Happy Birthday GPRA

The Government Performance and Results Act (GPRA) was enacted in 1993 to bring about a greater focus on results in the federal government.  GPRA’s requirements have built a strong foundation for results-oriented performance planning, measurement, and reporting.

Prior to the enactment of GPRA, federal agencies generally lacked the infrastructure needed to manage and report on results of federal programs in a way that was transparent to Congress and the American people.  Today, the federal government has outcome-oriented strategic plans, performance measures, and accountablity reporting that have significantly improved over time.

Last evening, former Office of Management and Budget (OMB) staffer Walter Groszyk hosted his annual GRPA birthday party at the oyster bar in the historic Old Ebbitt Grill, just steps from the White House in downtown Washington, DC.  President Clinton signed GPRA on August 3, 1993, so this year’s off-season event celebrated GPRA’s 16th birthday.

Missing, because of a trip to California, was John Mercer, who calls himself the “father” of GPRA.  Others in the group also claim paternity, but until there is a reliable legislative DNA test, they all will have to share credit.  David Plocher, a self-described “mid-wife” of GPRA, was in attendance.  No one yet has stepped forward claiming to be the “mother.”

There seems to be little doubt about the Obama Administration’s intention to “use” GPRA’s performance goals and measures to set priorities, monitor progress and diagnose problems.   For example, just over a month ago, Shelley Metzenbaum joined the Office of Management and Budget to lead the Administration’s performance measurement and management effort.

Her boss, Jeff Zients, who is OMB Deputy Director for Management and the Administration’s Chief Performance Officer, recently testified that “The test of a performance management system is whether it is used.”  According to Zients, the Administration is enlisting Cabinet and subcabinet appointees with experience in using performance goals and measures in States and local government to work together as a vanguard for federal performance management.
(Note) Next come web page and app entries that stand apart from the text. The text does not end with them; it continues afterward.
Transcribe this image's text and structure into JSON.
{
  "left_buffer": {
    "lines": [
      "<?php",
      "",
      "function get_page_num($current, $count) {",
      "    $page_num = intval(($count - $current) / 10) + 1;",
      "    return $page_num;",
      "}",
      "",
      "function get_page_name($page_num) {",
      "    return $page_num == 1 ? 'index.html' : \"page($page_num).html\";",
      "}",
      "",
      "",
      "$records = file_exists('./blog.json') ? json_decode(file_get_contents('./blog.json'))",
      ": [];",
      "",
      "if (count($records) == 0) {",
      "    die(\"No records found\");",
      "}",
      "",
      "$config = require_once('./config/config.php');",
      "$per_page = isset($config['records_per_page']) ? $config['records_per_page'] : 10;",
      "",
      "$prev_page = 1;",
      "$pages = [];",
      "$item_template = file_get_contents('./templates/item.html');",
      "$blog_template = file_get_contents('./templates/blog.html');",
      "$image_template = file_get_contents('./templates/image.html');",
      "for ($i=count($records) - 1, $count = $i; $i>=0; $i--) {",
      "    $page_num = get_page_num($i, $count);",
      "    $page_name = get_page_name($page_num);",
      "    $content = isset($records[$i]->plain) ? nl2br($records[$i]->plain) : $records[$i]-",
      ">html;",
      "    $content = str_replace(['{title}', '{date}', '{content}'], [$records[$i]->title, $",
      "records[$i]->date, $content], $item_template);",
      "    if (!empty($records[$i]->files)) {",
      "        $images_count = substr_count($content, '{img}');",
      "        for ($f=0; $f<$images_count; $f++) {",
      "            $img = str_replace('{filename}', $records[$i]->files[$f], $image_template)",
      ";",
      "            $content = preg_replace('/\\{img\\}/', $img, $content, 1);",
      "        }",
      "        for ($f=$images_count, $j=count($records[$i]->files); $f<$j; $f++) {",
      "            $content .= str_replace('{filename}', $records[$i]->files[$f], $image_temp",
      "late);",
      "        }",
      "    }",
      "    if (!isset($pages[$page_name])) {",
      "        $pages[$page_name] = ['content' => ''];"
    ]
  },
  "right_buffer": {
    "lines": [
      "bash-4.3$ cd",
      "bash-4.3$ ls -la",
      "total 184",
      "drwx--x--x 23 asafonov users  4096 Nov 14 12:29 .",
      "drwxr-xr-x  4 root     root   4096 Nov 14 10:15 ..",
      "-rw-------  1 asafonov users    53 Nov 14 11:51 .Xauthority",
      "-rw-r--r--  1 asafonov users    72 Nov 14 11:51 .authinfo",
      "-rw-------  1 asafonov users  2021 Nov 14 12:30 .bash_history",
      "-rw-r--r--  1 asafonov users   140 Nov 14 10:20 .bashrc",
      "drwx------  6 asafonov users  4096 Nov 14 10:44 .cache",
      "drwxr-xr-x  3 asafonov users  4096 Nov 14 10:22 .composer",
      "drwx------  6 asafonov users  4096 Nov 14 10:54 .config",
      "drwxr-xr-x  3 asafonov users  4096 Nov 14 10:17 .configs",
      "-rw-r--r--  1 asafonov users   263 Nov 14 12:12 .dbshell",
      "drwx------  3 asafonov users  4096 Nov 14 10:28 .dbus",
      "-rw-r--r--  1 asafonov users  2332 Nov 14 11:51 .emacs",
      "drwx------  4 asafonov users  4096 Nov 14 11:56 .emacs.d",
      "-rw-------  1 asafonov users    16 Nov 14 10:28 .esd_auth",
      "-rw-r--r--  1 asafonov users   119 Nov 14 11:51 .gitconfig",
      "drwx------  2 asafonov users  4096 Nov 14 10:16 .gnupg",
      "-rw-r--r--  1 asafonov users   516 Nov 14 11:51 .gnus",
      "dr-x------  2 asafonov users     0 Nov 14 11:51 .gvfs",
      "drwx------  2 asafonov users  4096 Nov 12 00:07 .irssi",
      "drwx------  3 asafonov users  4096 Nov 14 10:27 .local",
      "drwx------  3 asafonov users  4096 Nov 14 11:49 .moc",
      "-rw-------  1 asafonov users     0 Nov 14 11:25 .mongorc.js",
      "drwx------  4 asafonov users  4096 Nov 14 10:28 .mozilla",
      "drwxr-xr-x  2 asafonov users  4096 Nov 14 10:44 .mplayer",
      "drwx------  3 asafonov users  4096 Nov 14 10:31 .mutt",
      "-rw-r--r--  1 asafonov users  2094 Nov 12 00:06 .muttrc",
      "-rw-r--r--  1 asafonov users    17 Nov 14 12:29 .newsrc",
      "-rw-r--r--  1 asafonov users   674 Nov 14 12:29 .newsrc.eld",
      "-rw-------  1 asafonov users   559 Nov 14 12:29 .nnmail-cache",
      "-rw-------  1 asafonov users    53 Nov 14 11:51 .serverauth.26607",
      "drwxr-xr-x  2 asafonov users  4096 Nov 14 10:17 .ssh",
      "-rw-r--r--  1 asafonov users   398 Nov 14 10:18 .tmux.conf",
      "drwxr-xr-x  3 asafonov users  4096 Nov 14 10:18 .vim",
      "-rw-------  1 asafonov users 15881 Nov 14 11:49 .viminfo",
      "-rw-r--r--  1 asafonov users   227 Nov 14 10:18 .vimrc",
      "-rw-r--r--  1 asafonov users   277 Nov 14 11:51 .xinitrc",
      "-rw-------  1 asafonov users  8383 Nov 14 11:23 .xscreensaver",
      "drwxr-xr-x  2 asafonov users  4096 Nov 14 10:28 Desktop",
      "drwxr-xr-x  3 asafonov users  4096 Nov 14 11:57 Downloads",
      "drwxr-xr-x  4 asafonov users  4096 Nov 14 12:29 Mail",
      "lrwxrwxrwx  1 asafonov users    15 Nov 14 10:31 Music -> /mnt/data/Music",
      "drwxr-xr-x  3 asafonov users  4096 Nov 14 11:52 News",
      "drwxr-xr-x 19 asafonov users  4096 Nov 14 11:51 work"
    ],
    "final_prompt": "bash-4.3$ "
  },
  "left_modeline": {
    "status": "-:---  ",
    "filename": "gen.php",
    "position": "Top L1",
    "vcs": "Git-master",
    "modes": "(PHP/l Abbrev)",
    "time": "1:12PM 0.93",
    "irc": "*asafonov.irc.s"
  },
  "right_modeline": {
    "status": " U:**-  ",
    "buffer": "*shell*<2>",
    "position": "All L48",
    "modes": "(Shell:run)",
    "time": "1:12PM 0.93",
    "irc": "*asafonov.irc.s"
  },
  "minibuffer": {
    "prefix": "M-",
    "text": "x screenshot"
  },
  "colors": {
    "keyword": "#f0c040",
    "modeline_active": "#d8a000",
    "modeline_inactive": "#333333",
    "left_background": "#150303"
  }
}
Advertisements

Leave a Reply

Fill in your details below or click an icon to log in:

WordPress.com Logo

You are commenting using your WordPress.com account. Log Out / Change )

Twitter picture

You are commenting using your Twitter account. Log Out / Change )

Facebook photo

You are commenting using your Facebook account. Log Out / Change )

Google+ photo

You are commenting using your Google+ account. Log Out / Change )

Connecting to %s